It begins on a sweaty, barely civilized island off of Africa. It begins in a chilly apartment in Evanston, Illinois. It begins in the Latin tenements of Queens. The immigrant culture of America is responsible for its bounty of diversity and the evolution of its grammar (or gramar or grammer or grammah as you see fit).
But our story really begins in ancient Rome.
Romans left a legacy of art, mathematics, culture and literature for posterity. And despite their wine-clouded judgment, they also managed to lay out the vocabulary that became the bulk of the English language. Without so much as a toast to the Phoenicians or Sumerians, their slurred verbs and puked pronouns were left for generations that followed. At least we also inherited their grapes, because the language has been stomped into juice since then. Valiant American academics have worked for the better part of the last two hundred years doing a so-so job of protecting the English language from an onslaught of immigrants bent on abusing subject-verb agreement.
Stan and Maria Galanter found an inexpensive apartment in a safe part of the remote African village and moved in with a couple of suitcases and a large crock pot. Their main criteria were a well-lit corner where Stan could work on his electrical diagrams and a decent little stove on which Maria could make curry. They were only in town for a year – the duration of his contract. But she managed to get pregnant. As soon as their daughter came, they pulled up stakes in Mauritus and headed home to Singapore.
Perhaps the seventh grade was hard on young Kevin Hall. He learned his grammar like all the other boys in school just after the second World War. In the ninth grade he learned to write term papers. And by college he was cranking them out. He became a journalist. But news briefs written off the police blotter were not meaningful enough fodder for story-telling Kevin. A stint as the Editor of Tropic Magazine, however brief, put a spark in his writing. The magazine won awards for its flair. He began his creativity crusade. He joined the ranks of academics, mounted a tower at Florida International University and wrote a best-selling textbook that became the cornerstone of creative writing in the school. His grammar teacher would be proud.
In the snow-bound apartments of Chicago in 1963, Bob and Marlene dreamed of the day they would escape to Miami. When she became pregnant, he quit his job, they bought a convertible, and drove nonstop to Miami. Bought a little house on the bug-infested western edge of Miami, and watched the Palmetto Expressway being built outside their living room window.

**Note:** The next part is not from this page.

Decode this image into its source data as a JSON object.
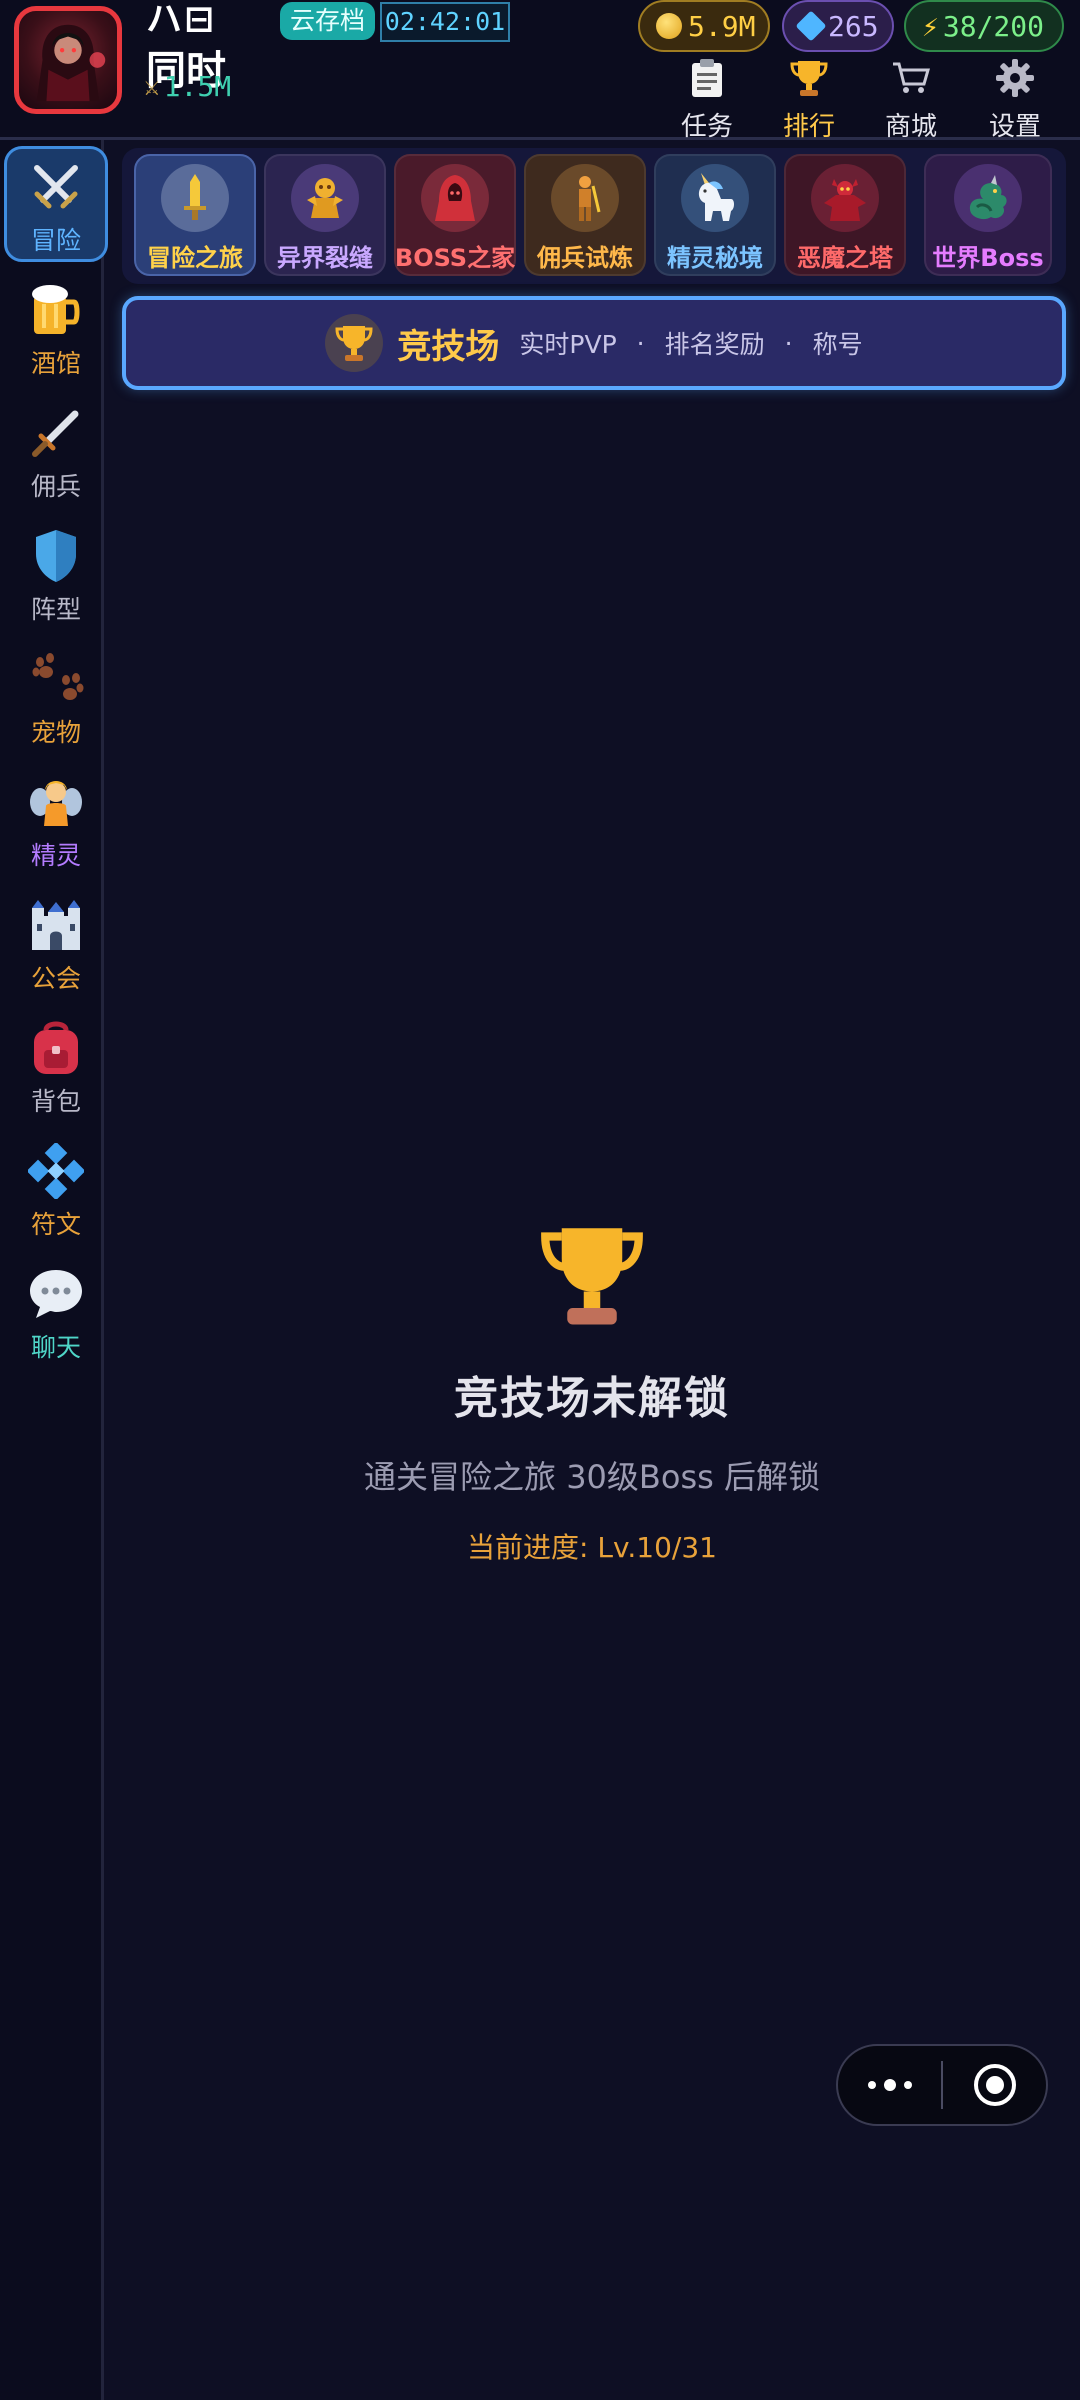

Little Robertson Adams learned his vocabulary from the foot-high high drawings of arrows, beetles and carrots that garnished the tops of the walls in his room. In school, he was saturated with language -- his parents packed the house with books by Shaw, Shakespeare, and Yeats.
Stan and Maria brought baby Rafiah from Singapore with them to the Philippines and finally to Thailand. She was inculcated with the idea that English is the language of currency in the workd. She grew up watching export editions of Melrose Place on Bangkok television. But her globe trotting was only just beginning. She knew someday she'd satisfy her itch and move to the United States. Rafiah Galanter boarded that plane to Florida in 1997 and has hardly looked back.
As a girl of nine years, Esther Arcila studied diligently in her apartment in Queens, New York. Her parents helped her as best they could with her English grammar homework, but she knew it was up to her to surpass her immigrant parents' ability and go on. She went to friends' homes to study. She soaked up American culture and language on TV and in movies. And her parents brought her to the multilingual Mecca of Miami to go to school. At Braddock High she knew students from every country in the hemisphere, and met speakers of every tongue. And so Esther was ready to make her Venezuelan parents proud when she came to FIU.
On August 24 a magical convergence occurred. The African dreams of the Galanters, the snowbound promises of the Adamses, the immigrant visions of the Arcilas, and the stringent legacy of Kevin Hall's tutors were realized. Dr. Kathleen Donnelly strode into the third-floor computer lab, switched on the lights and waited for the huddled masses of the world to appear in twenty orange plastic chairs before twenty glowing blue computer screens. And they came. Students like Rafiah Galanter, Esther Arcila and Robertson Adams had their creativity bent into new pretzel-like shapes, and their literary view expanded.
Someday the Arcilas will be proud of their daughter Esther when she writes her first book, and someday the Galanters will get to see their daughter Rafiah beamed into their living room television. And the Adamses will read Robertson's account of his cooking classes when it appears in The Miami Herald.
Over beer and pizza at a bar across from campus, Kevin will congratulate Kathleen on sending off another class of future writers. The kids will all give credit to their parents, but the two academics know they can take a percentage of every byline the students produce. That is why Writing Strategies happens every semester. And that is why they're teaching it.
– By Robertson Adams September 14, 1999 For Kathleen Donnelly